◆ **About this task**
Of the lines below, report only those that contain "Transcriptions".
┌──
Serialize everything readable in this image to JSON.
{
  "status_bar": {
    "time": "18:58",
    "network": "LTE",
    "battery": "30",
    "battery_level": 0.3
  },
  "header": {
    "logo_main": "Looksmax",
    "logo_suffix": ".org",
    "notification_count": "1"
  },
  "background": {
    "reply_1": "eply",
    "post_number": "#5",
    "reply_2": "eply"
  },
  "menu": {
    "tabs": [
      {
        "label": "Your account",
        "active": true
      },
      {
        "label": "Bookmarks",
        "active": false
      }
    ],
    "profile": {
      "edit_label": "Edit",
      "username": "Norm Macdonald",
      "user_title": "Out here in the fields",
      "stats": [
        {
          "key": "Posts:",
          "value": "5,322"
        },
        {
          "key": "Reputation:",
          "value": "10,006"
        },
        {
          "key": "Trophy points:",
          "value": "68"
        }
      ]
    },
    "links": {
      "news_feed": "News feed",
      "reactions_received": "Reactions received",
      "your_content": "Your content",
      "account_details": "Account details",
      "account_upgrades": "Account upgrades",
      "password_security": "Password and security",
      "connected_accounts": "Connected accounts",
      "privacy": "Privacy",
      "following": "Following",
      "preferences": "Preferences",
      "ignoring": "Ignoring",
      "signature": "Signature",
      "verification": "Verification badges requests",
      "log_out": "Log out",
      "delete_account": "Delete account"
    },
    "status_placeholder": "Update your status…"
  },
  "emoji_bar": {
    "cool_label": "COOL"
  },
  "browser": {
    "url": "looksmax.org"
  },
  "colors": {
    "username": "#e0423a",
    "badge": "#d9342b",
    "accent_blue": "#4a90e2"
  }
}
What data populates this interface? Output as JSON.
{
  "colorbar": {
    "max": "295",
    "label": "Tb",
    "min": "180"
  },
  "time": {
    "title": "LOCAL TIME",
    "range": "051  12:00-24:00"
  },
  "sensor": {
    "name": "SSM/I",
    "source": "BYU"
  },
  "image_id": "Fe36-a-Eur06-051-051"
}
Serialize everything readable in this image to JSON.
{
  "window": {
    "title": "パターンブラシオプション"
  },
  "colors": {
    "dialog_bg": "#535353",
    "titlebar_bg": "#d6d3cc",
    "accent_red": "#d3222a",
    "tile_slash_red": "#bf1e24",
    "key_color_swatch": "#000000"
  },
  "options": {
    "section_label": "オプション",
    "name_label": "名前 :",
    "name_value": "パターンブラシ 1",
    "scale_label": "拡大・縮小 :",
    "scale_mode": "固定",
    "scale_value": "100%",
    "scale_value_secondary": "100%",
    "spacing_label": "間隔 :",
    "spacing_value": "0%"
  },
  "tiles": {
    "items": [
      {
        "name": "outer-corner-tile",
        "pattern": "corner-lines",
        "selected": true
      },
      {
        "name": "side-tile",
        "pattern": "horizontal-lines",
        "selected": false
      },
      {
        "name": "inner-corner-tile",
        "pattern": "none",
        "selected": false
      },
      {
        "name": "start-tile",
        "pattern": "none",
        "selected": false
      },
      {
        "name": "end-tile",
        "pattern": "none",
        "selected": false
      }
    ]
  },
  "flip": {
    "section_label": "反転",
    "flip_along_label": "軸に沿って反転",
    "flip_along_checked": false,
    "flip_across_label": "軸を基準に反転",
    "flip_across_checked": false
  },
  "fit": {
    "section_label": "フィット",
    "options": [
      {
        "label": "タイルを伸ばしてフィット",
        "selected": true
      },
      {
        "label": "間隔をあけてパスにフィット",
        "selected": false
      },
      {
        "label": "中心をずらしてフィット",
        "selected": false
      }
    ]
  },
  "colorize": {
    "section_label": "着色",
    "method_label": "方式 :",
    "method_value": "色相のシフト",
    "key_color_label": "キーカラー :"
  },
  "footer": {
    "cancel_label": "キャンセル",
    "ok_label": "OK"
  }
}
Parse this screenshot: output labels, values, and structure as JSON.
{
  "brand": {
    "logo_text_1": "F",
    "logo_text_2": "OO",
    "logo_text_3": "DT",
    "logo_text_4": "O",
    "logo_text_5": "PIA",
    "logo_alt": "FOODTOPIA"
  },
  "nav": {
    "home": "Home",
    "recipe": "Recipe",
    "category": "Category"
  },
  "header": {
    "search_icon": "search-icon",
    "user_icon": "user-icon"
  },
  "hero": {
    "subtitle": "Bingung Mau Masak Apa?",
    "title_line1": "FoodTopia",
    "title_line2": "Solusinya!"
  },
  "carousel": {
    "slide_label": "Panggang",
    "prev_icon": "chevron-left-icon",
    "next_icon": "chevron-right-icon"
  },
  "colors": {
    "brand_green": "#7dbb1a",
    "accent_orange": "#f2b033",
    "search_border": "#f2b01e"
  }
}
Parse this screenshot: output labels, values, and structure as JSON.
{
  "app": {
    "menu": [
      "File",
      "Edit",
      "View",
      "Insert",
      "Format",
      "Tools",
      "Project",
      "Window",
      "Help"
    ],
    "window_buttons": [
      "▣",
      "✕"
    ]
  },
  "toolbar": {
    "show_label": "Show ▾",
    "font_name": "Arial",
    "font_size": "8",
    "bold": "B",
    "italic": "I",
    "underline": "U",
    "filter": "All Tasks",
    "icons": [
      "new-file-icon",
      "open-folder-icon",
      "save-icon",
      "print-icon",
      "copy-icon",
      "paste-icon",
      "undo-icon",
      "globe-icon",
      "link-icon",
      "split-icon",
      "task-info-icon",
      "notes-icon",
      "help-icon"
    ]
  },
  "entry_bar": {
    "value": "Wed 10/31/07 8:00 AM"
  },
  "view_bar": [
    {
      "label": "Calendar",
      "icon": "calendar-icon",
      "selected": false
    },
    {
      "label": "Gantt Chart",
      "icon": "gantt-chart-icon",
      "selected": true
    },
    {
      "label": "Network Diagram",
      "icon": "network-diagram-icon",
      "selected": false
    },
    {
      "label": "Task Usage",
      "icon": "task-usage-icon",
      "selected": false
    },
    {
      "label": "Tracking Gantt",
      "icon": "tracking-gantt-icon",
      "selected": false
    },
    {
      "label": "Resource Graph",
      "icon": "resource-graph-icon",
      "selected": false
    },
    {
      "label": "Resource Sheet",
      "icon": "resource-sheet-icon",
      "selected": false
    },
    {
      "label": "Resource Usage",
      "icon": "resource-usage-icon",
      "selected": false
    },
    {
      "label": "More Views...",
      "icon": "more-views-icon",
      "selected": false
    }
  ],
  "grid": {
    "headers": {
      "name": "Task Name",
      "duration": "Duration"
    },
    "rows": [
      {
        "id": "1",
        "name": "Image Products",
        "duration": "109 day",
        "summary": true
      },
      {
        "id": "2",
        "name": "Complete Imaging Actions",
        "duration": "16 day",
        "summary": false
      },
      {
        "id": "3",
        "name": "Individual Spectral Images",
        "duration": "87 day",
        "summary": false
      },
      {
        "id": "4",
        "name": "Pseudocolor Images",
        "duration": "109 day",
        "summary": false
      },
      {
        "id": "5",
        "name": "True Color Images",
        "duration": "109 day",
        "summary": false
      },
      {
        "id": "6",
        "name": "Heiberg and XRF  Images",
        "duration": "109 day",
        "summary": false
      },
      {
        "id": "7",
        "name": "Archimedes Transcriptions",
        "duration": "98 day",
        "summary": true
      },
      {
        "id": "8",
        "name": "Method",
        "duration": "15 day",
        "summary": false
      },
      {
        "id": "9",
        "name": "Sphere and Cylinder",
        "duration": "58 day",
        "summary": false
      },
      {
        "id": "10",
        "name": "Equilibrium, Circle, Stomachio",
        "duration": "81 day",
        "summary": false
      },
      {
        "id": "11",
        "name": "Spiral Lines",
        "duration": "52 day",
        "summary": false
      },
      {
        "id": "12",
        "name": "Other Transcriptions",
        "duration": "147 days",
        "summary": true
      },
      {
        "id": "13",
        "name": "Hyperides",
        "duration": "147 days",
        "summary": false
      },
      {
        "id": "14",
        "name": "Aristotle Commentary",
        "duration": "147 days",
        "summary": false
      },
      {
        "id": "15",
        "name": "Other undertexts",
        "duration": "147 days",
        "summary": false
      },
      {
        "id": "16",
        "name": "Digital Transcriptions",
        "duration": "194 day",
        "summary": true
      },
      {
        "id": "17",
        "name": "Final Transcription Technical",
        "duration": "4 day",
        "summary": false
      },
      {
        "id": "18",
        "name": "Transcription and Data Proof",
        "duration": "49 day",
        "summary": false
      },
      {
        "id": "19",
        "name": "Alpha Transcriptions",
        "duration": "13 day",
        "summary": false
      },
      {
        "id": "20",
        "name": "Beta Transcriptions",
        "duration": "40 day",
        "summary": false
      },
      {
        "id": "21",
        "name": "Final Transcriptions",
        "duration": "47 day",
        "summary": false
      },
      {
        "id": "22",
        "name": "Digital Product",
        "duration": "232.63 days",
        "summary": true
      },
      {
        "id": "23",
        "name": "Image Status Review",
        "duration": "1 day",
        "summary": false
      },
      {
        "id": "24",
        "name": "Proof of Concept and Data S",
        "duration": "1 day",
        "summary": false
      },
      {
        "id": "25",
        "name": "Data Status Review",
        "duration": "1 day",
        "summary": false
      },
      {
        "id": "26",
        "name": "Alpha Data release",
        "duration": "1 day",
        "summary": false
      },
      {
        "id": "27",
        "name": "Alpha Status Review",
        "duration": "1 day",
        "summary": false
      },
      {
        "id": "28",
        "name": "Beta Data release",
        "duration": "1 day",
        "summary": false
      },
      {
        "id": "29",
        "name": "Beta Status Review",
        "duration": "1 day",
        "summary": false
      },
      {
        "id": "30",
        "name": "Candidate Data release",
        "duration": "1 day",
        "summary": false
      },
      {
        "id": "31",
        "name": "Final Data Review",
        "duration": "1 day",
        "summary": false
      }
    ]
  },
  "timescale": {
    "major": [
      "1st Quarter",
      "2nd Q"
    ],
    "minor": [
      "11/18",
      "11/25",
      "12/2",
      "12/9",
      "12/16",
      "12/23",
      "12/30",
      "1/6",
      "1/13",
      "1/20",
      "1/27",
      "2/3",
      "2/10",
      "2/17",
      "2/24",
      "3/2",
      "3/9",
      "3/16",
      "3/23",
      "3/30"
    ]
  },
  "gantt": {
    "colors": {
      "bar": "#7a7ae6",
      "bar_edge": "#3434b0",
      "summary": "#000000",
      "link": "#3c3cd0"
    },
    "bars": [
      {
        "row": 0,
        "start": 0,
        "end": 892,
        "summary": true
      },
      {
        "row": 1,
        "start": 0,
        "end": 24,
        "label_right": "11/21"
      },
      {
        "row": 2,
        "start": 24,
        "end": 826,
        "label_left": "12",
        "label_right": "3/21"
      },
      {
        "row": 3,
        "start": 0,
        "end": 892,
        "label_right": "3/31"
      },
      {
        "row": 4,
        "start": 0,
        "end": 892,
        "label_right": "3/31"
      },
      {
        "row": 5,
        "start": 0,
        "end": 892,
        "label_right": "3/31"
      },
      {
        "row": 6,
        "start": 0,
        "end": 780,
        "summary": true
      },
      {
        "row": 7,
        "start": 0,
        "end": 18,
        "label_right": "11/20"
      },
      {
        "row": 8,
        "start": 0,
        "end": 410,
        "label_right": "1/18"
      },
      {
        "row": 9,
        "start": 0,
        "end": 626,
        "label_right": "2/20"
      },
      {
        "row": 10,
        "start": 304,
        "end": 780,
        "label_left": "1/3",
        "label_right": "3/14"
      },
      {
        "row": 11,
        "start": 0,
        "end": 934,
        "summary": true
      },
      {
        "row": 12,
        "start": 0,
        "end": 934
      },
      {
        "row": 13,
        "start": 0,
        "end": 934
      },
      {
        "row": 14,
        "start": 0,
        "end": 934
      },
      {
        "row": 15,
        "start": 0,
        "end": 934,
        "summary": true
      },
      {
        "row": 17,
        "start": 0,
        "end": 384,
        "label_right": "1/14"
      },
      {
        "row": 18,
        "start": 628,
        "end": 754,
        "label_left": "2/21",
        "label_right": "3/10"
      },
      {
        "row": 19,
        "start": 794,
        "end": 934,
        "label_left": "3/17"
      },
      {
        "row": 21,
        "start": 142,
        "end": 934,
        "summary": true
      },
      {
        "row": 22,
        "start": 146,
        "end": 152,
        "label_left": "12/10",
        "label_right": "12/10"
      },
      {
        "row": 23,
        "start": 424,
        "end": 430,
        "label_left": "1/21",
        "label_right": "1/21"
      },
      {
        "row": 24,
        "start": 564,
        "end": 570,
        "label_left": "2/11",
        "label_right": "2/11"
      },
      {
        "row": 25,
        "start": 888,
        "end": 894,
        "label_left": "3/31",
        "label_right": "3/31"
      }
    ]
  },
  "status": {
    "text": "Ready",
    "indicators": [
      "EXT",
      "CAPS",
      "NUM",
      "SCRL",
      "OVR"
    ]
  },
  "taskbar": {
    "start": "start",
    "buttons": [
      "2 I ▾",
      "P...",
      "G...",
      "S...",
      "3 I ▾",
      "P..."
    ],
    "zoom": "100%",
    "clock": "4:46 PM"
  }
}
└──
◆ **Completed exercise**
        "name": "Archimedes Transcriptions",
        "name": "Other Transcriptions",
        "name": "Digital Transcriptions",
        "name": "Alpha Transcriptions",
        "name": "Beta Transcriptions",
        "name": "Final Transcriptions",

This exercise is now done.